Extending Your Wi-Fi Range Into A Loft Conversion

For most people, having a reliable and speedy Internet is a commodity deemed incredibly important in the running of our every day lives. If you are considering a loft conversion, it is therefore essential to think about whether your current Wi-Fi solutions will be enough to cover your new living area, and if not, what the best way to rectify this is.

So, what are some of the available options when it comes to extending your Wi-Fi signal into your loft?

1. Hard wiring up to the loft and adding an additional access point

This is probably the most effective way to extend your Wi-Fi, but it is also the trickiest. The problem arises because it requires your router to be wired to each access point by Ethernet cable, which means that unless you already have this set up in your loft conversion, wiring will need to be fitted into the walls to create the new access points.

An access point is different from a router, so if you opt for this method of Wi-Fi signal boosting, make sure to buy the correct one. You should only need one router for the whole house, and the access point acts as an extension of the back of the router and simply allows supplementary Wi-Fi access rather than having any sort of control over the network itself.

2. Getting an external antenna for your router

For something a little simpler, this could be an easy fix for furthering your Wi-Fi signal strength. An external antenna increases the range of the Wi-Fi that would then reach to your converted loft area. More recent routers are increasingly found with internal antennas built in, but for those that don’t offer this, the majority of routers does have, or at least support, an external antenna.

Usually, the external antennas you find with routers are fairly cheap and omnidirectional, which means that they send equal signals in all directions. Depending on the layout of your home, it may be worthwhile replacing the standard antenna with a high-gain one, which sends more concentrated signals in one direction. This is particularly beneficial if you have an area of narrow living space, or if your router is in one area of a room and you need the Wi-Fi to predominantly extend the other way.

3. Using a repeater router

If you find that using an antenna doesn’t create a strong enough signal to be detected in your loft, an alternative option is to install another router as a repeater unit. This effectively retransmits the Wi-Fi signal from your primary router, but because the second one is strategically positioned in a different place, the combination of both gives wider network cover. You may have a spare router lying about at home, but otherwise these can be purchased.

When you plug your second router into the first’s LAN port, you should run the setup utility and assign the same netmask, gateway and SSID as your main router. The DHCP of the spare router needs to be turned off too. Finally, the second router needs to be positioned in a place with the weakest Wi-Fi signal, so find the right spot somewhere in the new loft area.

4. Using repeaters or extenders

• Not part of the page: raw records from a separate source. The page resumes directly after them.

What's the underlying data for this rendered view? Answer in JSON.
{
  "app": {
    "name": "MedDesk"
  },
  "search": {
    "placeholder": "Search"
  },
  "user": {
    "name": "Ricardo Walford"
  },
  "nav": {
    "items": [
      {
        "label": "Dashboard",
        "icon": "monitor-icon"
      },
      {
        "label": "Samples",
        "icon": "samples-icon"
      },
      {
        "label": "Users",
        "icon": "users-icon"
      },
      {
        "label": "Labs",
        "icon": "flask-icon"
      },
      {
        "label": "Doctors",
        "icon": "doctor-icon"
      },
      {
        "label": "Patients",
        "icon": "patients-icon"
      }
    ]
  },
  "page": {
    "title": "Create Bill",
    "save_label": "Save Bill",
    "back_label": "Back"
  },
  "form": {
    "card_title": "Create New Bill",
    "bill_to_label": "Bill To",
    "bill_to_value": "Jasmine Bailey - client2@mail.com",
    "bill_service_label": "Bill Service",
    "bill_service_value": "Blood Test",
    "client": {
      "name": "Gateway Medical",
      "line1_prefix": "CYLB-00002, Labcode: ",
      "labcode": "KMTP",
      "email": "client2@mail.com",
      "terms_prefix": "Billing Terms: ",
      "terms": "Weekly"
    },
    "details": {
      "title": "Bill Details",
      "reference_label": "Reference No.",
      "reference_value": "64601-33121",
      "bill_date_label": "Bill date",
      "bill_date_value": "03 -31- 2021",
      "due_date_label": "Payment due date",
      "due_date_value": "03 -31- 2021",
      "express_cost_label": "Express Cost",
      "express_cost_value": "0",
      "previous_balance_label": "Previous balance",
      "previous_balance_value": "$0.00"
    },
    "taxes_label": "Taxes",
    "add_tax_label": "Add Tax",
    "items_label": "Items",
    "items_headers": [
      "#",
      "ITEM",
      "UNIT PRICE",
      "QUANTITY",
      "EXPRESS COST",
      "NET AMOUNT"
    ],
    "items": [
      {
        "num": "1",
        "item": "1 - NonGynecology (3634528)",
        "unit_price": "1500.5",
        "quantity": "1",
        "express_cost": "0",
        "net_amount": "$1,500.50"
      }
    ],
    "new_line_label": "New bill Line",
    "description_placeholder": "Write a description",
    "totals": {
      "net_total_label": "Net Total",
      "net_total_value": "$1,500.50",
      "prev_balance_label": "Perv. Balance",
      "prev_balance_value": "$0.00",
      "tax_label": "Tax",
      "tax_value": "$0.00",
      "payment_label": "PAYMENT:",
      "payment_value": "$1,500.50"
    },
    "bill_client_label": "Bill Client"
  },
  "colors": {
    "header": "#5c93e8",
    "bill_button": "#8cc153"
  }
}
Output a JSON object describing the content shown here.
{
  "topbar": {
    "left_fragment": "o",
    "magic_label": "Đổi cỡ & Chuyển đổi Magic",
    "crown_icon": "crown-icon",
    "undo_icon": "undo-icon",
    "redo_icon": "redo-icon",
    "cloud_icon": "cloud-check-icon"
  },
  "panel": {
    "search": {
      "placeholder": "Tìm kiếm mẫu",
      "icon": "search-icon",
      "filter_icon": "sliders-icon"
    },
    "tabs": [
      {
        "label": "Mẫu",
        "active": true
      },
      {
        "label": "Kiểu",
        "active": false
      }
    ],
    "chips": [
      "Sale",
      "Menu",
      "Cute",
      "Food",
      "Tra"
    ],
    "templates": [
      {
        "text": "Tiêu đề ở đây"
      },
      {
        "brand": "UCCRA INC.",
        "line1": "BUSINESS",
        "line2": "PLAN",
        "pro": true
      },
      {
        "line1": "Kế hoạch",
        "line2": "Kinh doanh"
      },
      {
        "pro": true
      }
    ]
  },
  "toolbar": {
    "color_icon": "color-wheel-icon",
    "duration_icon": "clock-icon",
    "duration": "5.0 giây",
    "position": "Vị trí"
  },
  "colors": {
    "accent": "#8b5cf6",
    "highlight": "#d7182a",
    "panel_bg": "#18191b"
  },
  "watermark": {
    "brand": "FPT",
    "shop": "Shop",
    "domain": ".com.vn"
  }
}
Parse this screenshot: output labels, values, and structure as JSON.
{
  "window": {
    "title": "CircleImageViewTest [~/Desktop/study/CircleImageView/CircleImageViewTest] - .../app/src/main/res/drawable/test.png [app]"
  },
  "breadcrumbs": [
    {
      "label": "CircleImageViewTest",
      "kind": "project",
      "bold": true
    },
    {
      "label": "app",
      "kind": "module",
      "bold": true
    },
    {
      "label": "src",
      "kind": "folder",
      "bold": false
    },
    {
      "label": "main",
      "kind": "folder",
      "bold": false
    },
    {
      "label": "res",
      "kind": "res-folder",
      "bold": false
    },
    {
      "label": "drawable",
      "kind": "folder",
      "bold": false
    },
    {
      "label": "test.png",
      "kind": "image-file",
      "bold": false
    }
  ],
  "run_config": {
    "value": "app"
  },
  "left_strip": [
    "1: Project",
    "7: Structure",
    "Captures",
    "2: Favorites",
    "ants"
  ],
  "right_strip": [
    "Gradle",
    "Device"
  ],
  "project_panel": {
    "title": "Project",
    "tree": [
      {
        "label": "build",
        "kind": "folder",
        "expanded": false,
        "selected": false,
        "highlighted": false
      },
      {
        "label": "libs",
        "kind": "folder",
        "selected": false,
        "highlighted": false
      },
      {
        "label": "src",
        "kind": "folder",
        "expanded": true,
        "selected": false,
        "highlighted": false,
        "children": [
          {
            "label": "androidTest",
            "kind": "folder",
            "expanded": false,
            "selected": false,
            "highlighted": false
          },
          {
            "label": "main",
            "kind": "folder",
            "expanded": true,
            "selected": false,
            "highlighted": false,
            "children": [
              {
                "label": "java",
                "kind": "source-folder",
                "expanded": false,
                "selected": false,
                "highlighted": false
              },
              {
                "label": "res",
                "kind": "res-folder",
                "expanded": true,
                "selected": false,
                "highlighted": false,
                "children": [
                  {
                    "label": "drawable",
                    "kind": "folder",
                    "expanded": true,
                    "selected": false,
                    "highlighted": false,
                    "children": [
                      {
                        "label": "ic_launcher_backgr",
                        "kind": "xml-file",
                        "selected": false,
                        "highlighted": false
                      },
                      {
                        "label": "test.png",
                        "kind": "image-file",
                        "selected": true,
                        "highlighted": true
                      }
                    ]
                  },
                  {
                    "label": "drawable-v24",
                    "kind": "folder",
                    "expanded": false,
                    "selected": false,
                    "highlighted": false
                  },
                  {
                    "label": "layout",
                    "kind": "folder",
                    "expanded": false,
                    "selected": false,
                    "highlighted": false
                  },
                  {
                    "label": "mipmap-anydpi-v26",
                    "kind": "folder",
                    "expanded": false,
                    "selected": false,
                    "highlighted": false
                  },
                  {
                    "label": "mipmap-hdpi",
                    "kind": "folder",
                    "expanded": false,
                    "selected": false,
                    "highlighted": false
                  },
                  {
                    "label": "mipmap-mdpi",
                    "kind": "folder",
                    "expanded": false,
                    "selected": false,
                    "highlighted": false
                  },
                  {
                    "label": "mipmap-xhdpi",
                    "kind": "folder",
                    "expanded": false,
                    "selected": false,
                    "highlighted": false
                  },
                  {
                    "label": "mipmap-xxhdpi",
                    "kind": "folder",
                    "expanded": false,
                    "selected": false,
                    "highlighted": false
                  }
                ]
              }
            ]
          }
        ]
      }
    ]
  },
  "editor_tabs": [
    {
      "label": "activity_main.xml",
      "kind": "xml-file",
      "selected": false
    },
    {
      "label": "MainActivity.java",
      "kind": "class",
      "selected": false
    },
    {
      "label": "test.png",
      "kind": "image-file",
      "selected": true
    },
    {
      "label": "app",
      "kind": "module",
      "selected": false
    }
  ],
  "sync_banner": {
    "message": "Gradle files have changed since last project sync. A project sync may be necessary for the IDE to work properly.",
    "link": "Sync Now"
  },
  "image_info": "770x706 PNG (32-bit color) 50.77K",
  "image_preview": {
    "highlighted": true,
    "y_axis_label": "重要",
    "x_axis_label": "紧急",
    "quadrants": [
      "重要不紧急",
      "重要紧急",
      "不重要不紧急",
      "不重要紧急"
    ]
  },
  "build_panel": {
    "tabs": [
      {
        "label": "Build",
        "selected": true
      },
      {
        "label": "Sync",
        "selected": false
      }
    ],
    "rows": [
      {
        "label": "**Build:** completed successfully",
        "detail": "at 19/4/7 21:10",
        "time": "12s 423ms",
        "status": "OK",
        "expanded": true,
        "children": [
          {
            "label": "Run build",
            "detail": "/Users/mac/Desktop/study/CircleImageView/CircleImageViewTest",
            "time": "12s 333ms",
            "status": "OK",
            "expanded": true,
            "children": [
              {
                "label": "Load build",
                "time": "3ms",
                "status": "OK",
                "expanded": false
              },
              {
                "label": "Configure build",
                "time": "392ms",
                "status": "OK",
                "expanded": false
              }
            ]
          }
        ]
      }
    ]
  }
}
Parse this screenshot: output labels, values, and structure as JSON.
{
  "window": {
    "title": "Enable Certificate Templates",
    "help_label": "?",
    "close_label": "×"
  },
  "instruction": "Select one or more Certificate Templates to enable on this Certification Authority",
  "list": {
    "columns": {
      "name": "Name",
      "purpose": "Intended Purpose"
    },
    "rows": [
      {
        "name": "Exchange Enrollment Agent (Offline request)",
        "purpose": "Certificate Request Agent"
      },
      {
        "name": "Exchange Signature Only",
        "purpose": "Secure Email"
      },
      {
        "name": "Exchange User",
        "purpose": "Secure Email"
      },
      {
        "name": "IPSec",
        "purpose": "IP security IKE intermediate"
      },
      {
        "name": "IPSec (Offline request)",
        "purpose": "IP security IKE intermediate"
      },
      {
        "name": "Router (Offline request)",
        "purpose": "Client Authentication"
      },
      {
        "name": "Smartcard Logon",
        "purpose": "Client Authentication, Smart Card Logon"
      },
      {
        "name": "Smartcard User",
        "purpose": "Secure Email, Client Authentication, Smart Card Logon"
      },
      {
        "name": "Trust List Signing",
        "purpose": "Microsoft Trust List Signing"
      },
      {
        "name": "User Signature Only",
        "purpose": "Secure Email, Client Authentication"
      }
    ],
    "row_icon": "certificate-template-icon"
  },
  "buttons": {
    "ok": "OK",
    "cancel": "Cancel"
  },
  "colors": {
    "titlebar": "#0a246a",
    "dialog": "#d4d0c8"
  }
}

Rather than using a spare router to extend Wi-Fi into the loft, you could buy a specific wireless repeater or extender device. This will also retransmit the signal. It is advised that these are placed halfway between your router and the device or area you want to cover, so that the repeater is placed at the outer limit of where good Wi-Fi signal is found in your home.

There is a difficulty in that using a repeater will give slower internet access for those that are connected to it, when compared with the speed when connected to the main router, but depending on what you use the internet for, this may still be acceptable.

5. Transmitting signals via the mains electrical wiring

If you don’t already have Ethernet ports throughout your house, you may consider using the mains electrical wiring and plug sockets to create access points. An adapter is plugged into an electrical socket and connected with the router, which then enables the network to be connected with the electrical lines.

If you have success with this, further adapters can be plugged into different outlets in your house and connected to your computer, either with an Ethernet cable, or by connecting the adapter to a wireless access point that then allows your device to detect the Wi-Fi. Another option is to buy a router with an already built in wireless access point and use this to extend the coverage.